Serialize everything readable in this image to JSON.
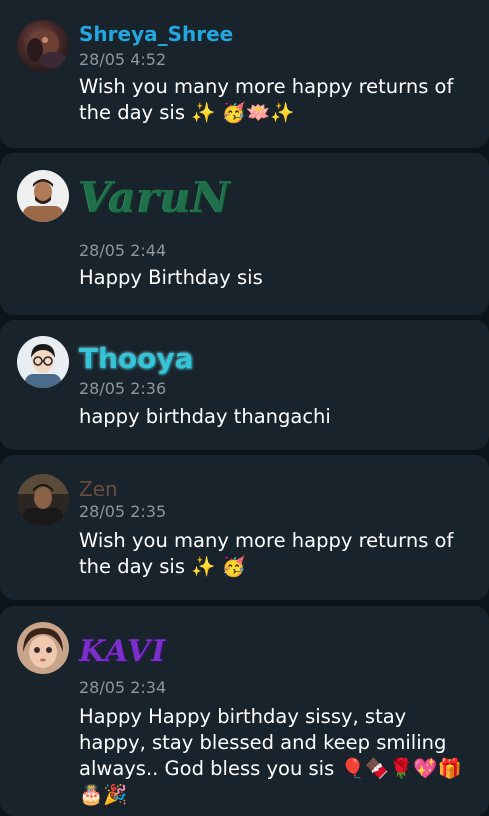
{
  "comments": [
    {
      "name": "Shreya_Shree",
      "time": "28/05 4:52",
      "message": "Wish you many more happy returns of the day sis ✨ 🥳🪷✨",
      "name_color": "#22a7e0",
      "avatar_icon": "user-avatar-photo"
    },
    {
      "name": "VaruN",
      "time": "28/05 2:44",
      "message": "Happy Birthday sis",
      "name_color": "#1f6f4a",
      "avatar_icon": "user-avatar-photo"
    },
    {
      "name": "Thooya",
      "time": "28/05 2:36",
      "message": "happy birthday thangachi",
      "name_color": "#36c4d6",
      "avatar_icon": "user-avatar-cartoon"
    },
    {
      "name": "Zen",
      "time": "28/05 2:35",
      "message": "Wish you many more happy returns of the day sis ✨ 🥳",
      "name_color": "#6b4d3d",
      "avatar_icon": "user-avatar-photo"
    },
    {
      "name": "KAVI",
      "time": "28/05 2:34",
      "message": "Happy Happy birthday sissy, stay happy, stay blessed and keep smiling always.. God bless you sis 🎈🍫🌹💖🎁🎂🎉",
      "name_color": "#7a2fc9",
      "avatar_icon": "user-avatar-photo"
    }
  ]
}
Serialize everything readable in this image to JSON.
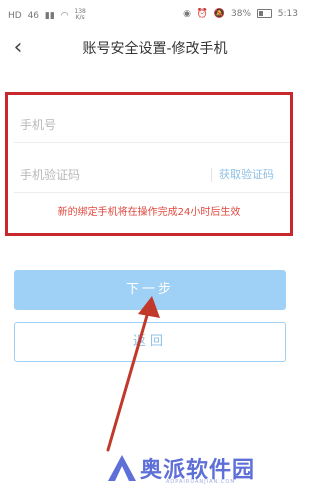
{
  "status_bar": {
    "network": "HD",
    "signal": "46",
    "speed_value": "138",
    "speed_unit": "K/s",
    "battery": "38%",
    "time": "5:13"
  },
  "header": {
    "back_label": "‹",
    "title": "账号安全设置-修改手机"
  },
  "form": {
    "phone_placeholder": "手机号",
    "code_placeholder": "手机验证码",
    "get_code_label": "获取验证码",
    "notice": "新的绑定手机将在操作完成24小时后生效"
  },
  "buttons": {
    "next_label": "下一步",
    "back_label": "返回"
  },
  "watermark": {
    "brand": "奥派软件园",
    "sub": "AOPAIRUANJIAN.COM"
  },
  "colors": {
    "primary": "#9fd0f5",
    "highlight_box": "#c8272d",
    "notice_text": "#e2483e",
    "annotation_arrow": "#c0392b",
    "watermark": "#5e6fd8"
  },
  "icons": [
    "alarm-icon",
    "mute-icon",
    "wifi-icon",
    "battery-icon",
    "eye-icon",
    "back-arrow-icon"
  ]
}
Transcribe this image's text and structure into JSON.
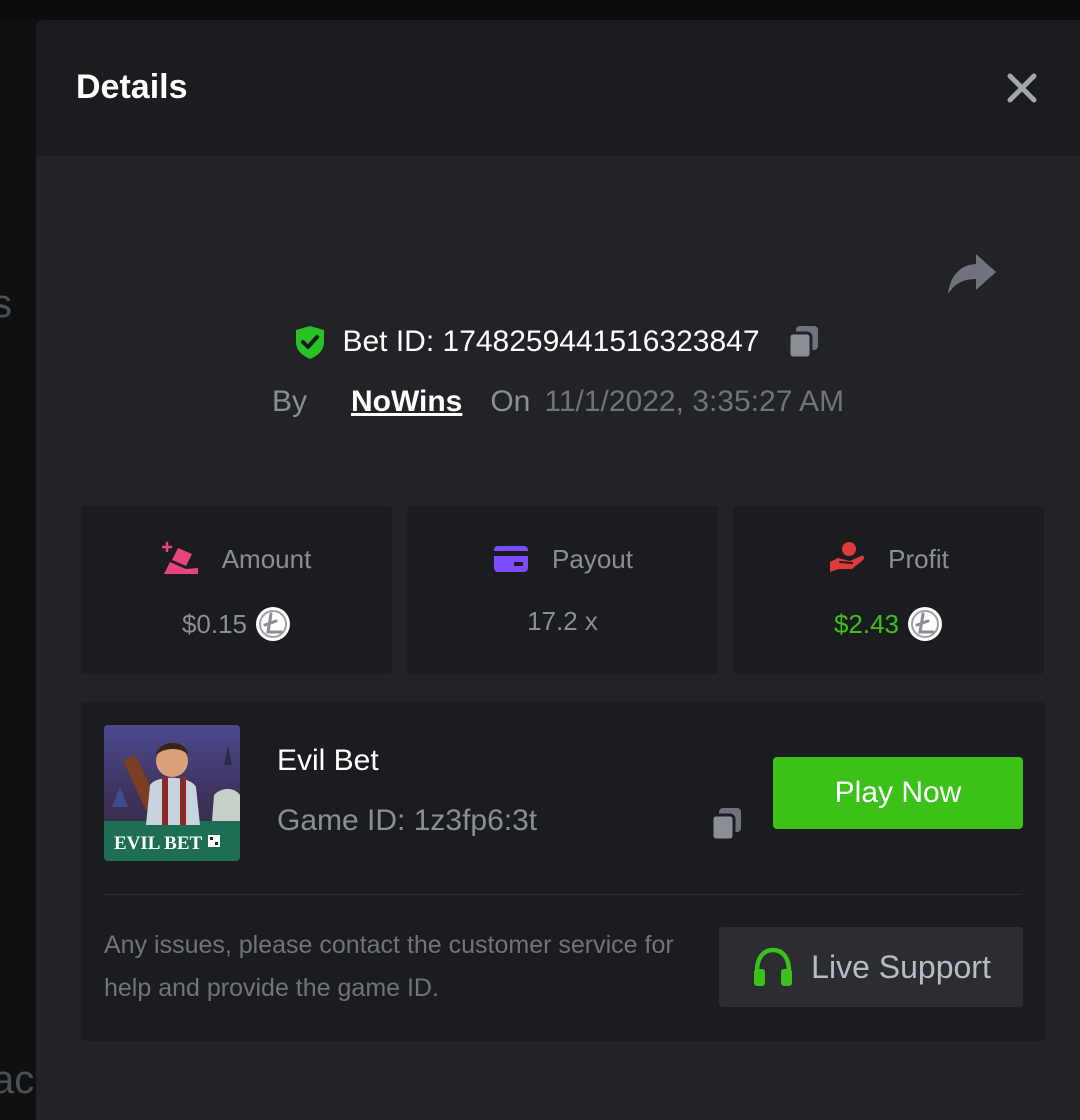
{
  "backdrop": {
    "fragment_top": "s",
    "fragment_bottom": "ac"
  },
  "modal": {
    "title": "Details",
    "close_icon": "close-icon",
    "share_icon": "share-arrow-icon"
  },
  "bet": {
    "id_label": "Bet ID: 1748259441516323847",
    "by_label": "By",
    "user": "NoWins",
    "on_label": "On",
    "date": "11/1/2022, 3:35:27 AM",
    "verified_icon": "shield-check-icon",
    "copy_icon": "copy-icon"
  },
  "stats": [
    {
      "label": "Amount",
      "value": "$0.15",
      "icon": "bet-amount-icon",
      "coin_icon": "litecoin-icon",
      "accent": "#e8437c"
    },
    {
      "label": "Payout",
      "value": "17.2 x",
      "icon": "card-icon",
      "accent": "#7b4cff"
    },
    {
      "label": "Profit",
      "value": "$2.43",
      "icon": "hand-profit-icon",
      "coin_icon": "litecoin-icon",
      "accent": "#e03a3a",
      "value_color": "#3bc117"
    }
  ],
  "game": {
    "name": "Evil Bet",
    "id_label": "Game ID: 1z3fp6:3t",
    "thumb_text": "EVIL BET",
    "play_label": "Play Now",
    "copy_icon": "copy-icon"
  },
  "support": {
    "notice": "Any issues, please contact the customer service for help and provide the game ID.",
    "button_label": "Live Support",
    "icon": "headset-icon"
  },
  "colors": {
    "brand_green": "#3bc117",
    "panel": "#1b1c1f",
    "modal_bg": "#222327"
  }
}
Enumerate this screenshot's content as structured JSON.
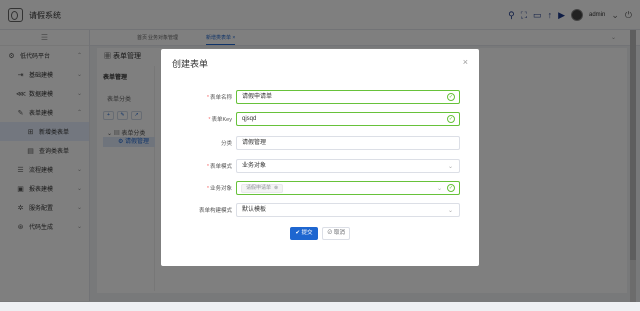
{
  "app": {
    "title": "请假系统",
    "user": "admin"
  },
  "header_icons": [
    "search-icon",
    "fullscreen-icon",
    "monitor-icon",
    "upload-icon",
    "play-icon",
    "power-icon"
  ],
  "sidebar": {
    "collapse_icon": "☰",
    "items": [
      {
        "label": "低代码平台",
        "icon": "gear-icon",
        "glyph": "⚙",
        "chevron": "⌃"
      },
      {
        "label": "基础建模",
        "icon": "login-icon",
        "glyph": "⇥",
        "chevron": "⌄"
      },
      {
        "label": "数据建模",
        "icon": "share-icon",
        "glyph": "⋘",
        "chevron": "⌄"
      },
      {
        "label": "表单建模",
        "icon": "edit-icon",
        "glyph": "✎",
        "chevron": "⌃"
      },
      {
        "label": "新增类表单",
        "icon": "lock-icon",
        "glyph": "⊞"
      },
      {
        "label": "查询类表单",
        "icon": "doc-icon",
        "glyph": "▤"
      },
      {
        "label": "流程建模",
        "icon": "list-icon",
        "glyph": "☰",
        "chevron": "⌄"
      },
      {
        "label": "报表建模",
        "icon": "report-icon",
        "glyph": "▣",
        "chevron": "⌄"
      },
      {
        "label": "服务配置",
        "icon": "settings-icon",
        "glyph": "✲",
        "chevron": "⌄"
      },
      {
        "label": "代码生成",
        "icon": "code-icon",
        "glyph": "⊛",
        "chevron": "⌄"
      }
    ]
  },
  "tabs": [
    {
      "label": "首页"
    },
    {
      "label": "业务对象管理"
    },
    {
      "label": "新增类表单 ×"
    }
  ],
  "page": {
    "title": "表单管理",
    "panel_title": "表单管理",
    "tree_label": "表单分类",
    "tree_root": "表单分类",
    "tree_child": "请假管理",
    "tool_buttons": [
      "+",
      "✎",
      "↗"
    ]
  },
  "dialog": {
    "title": "创建表单",
    "close": "×",
    "fields": [
      {
        "label": "表单名称",
        "required": true,
        "value": "请假申请单",
        "valid": true
      },
      {
        "label": "表单Key",
        "required": true,
        "value": "qjsqd",
        "valid": true
      },
      {
        "label": "分类",
        "required": false,
        "value": "请假管理"
      },
      {
        "label": "表单模式",
        "required": true,
        "value": "业务对象",
        "select": true
      },
      {
        "label": "业务对象",
        "required": true,
        "tag": "请假申请单",
        "select": true,
        "valid": true
      },
      {
        "label": "表单构建模式",
        "required": false,
        "value": "默认模板",
        "select": true
      }
    ],
    "submit_label": "✔ 提交",
    "cancel_label": "⊘ 取消"
  },
  "colors": {
    "primary": "#1e66d0",
    "success": "#67c23a",
    "required": "#f56c6c"
  }
}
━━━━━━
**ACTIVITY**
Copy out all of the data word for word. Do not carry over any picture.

**COMPLETED EXERCISE**
Serialize everything readable in this image to JSON.
{
  "comments": [
    {
      "name": "Shreya_Shree",
      "time": "28/05 4:52",
      "message": "Wish you many more happy returns of the day sis ✨ 🥳🪷✨",
      "name_color": "#22a7e0",
      "avatar_icon": "user-avatar-photo"
    },
    {
      "name": "VaruN",
      "time": "28/05 2:44",
      "message": "Happy Birthday sis",
      "name_color": "#1f6f4a",
      "avatar_icon": "user-avatar-photo"
    },
    {
      "name": "Thooya",
      "time": "28/05 2:36",
      "message": "happy birthday thangachi",
      "name_color": "#36c4d6",
      "avatar_icon": "user-avatar-cartoon"
    },
    {
      "name": "Zen",
      "time": "28/05 2:35",
      "message": "Wish you many more happy returns of the day sis ✨ 🥳",
      "name_color": "#6b4d3d",
      "avatar_icon": "user-avatar-photo"
    },
    {
      "name": "KAVI",
      "time": "28/05 2:34",
      "message": "Happy Happy birthday sissy, stay happy, stay blessed and keep smiling always.. God bless you sis 🎈🍫🌹💖🎁🎂🎉",
      "name_color": "#7a2fc9",
      "avatar_icon": "user-avatar-photo"
    }
  ]
}
Serialize everything readable in this image to JSON.
{
  "status_bar": {
    "network": "HD",
    "signal": "46",
    "speed_value": "138",
    "speed_unit": "K/s",
    "battery": "38%",
    "time": "5:13"
  },
  "header": {
    "back_label": "‹",
    "title": "账号安全设置-修改手机"
  },
  "form": {
    "phone_placeholder": "手机号",
    "code_placeholder": "手机验证码",
    "get_code_label": "获取验证码",
    "notice": "新的绑定手机将在操作完成24小时后生效"
  },
  "buttons": {
    "next_label": "下一步",
    "back_label": "返回"
  },
  "watermark": {
    "brand": "奥派软件园",
    "sub": "AOPAIRUANJIAN.COM"
  },
  "colors": {
    "primary": "#9fd0f5",
    "highlight_box": "#c8272d",
    "notice_text": "#e2483e",
    "annotation_arrow": "#c0392b",
    "watermark": "#5e6fd8"
  },
  "icons": [
    "alarm-icon",
    "mute-icon",
    "wifi-icon",
    "battery-icon",
    "eye-icon",
    "back-arrow-icon"
  ]
}
Transcribe this image's text and structure into JSON.
{
  "backdrop": {
    "fragment_top": "s",
    "fragment_bottom": "ac"
  },
  "modal": {
    "title": "Details",
    "close_icon": "close-icon",
    "share_icon": "share-arrow-icon"
  },
  "bet": {
    "id_label": "Bet ID: 1748259441516323847",
    "by_label": "By",
    "user": "NoWins",
    "on_label": "On",
    "date": "11/1/2022, 3:35:27 AM",
    "verified_icon": "shield-check-icon",
    "copy_icon": "copy-icon"
  },
  "stats": [
    {
      "label": "Amount",
      "value": "$0.15",
      "icon": "bet-amount-icon",
      "coin_icon": "litecoin-icon",
      "accent": "#e8437c"
    },
    {
      "label": "Payout",
      "value": "17.2 x",
      "icon": "card-icon",
      "accent": "#7b4cff"
    },
    {
      "label": "Profit",
      "value": "$2.43",
      "icon": "hand-profit-icon",
      "coin_icon": "litecoin-icon",
      "accent": "#e03a3a",
      "value_color": "#3bc117"
    }
  ],
  "game": {
    "name": "Evil Bet",
    "id_label": "Game ID: 1z3fp6:3t",
    "thumb_text": "EVIL BET",
    "play_label": "Play Now",
    "copy_icon": "copy-icon"
  },
  "support": {
    "notice": "Any issues, please contact the customer service for help and provide the game ID.",
    "button_label": "Live Support",
    "icon": "headset-icon"
  },
  "colors": {
    "brand_green": "#3bc117",
    "panel": "#1b1c1f",
    "modal_bg": "#222327"
  }
}
Enumerate this screenshot's content as structured JSON.
{
  "app": {
    "title": "请假系统",
    "user": "admin"
  },
  "header_icons": [
    "search-icon",
    "fullscreen-icon",
    "monitor-icon",
    "upload-icon",
    "play-icon",
    "power-icon"
  ],
  "sidebar": {
    "collapse_icon": "☰",
    "items": [
      {
        "label": "低代码平台",
        "icon": "gear-icon",
        "glyph": "⚙",
        "chevron": "⌃"
      },
      {
        "label": "基础建模",
        "icon": "login-icon",
        "glyph": "⇥",
        "chevron": "⌄"
      },
      {
        "label": "数据建模",
        "icon": "share-icon",
        "glyph": "⋘",
        "chevron": "⌄"
      },
      {
        "label": "表单建模",
        "icon": "edit-icon",
        "glyph": "✎",
        "chevron": "⌃"
      },
      {
        "label": "新增类表单",
        "icon": "lock-icon",
        "glyph": "⊞"
      },
      {
        "label": "查询类表单",
        "icon": "doc-icon",
        "glyph": "▤"
      },
      {
        "label": "流程建模",
        "icon": "list-icon",
        "glyph": "☰",
        "chevron": "⌄"
      },
      {
        "label": "报表建模",
        "icon": "report-icon",
        "glyph": "▣",
        "chevron": "⌄"
      },
      {
        "label": "服务配置",
        "icon": "settings-icon",
        "glyph": "✲",
        "chevron": "⌄"
      },
      {
        "label": "代码生成",
        "icon": "code-icon",
        "glyph": "⊛",
        "chevron": "⌄"
      }
    ]
  },
  "tabs": [
    {
      "label": "首页"
    },
    {
      "label": "业务对象管理"
    },
    {
      "label": "新增类表单 ×"
    }
  ],
  "page": {
    "title": "表单管理",
    "panel_title": "表单管理",
    "tree_label": "表单分类",
    "tree_root": "表单分类",
    "tree_child": "请假管理",
    "tool_buttons": [
      "+",
      "✎",
      "↗"
    ]
  },
  "dialog": {
    "title": "创建表单",
    "close": "×",
    "fields": [
      {
        "label": "表单名称",
        "required": true,
        "value": "请假申请单",
        "valid": true
      },
      {
        "label": "表单Key",
        "required": true,
        "value": "qjsqd",
        "valid": true
      },
      {
        "label": "分类",
        "required": false,
        "value": "请假管理"
      },
      {
        "label": "表单模式",
        "required": true,
        "value": "业务对象",
        "select": true
      },
      {
        "label": "业务对象",
        "required": true,
        "tag": "请假申请单",
        "select": true,
        "valid": true
      },
      {
        "label": "表单构建模式",
        "required": false,
        "value": "默认模板",
        "select": true
      }
    ],
    "submit_label": "✔ 提交",
    "cancel_label": "⊘ 取消"
  },
  "colors": {
    "primary": "#1e66d0",
    "success": "#67c23a",
    "required": "#f56c6c"
  }
}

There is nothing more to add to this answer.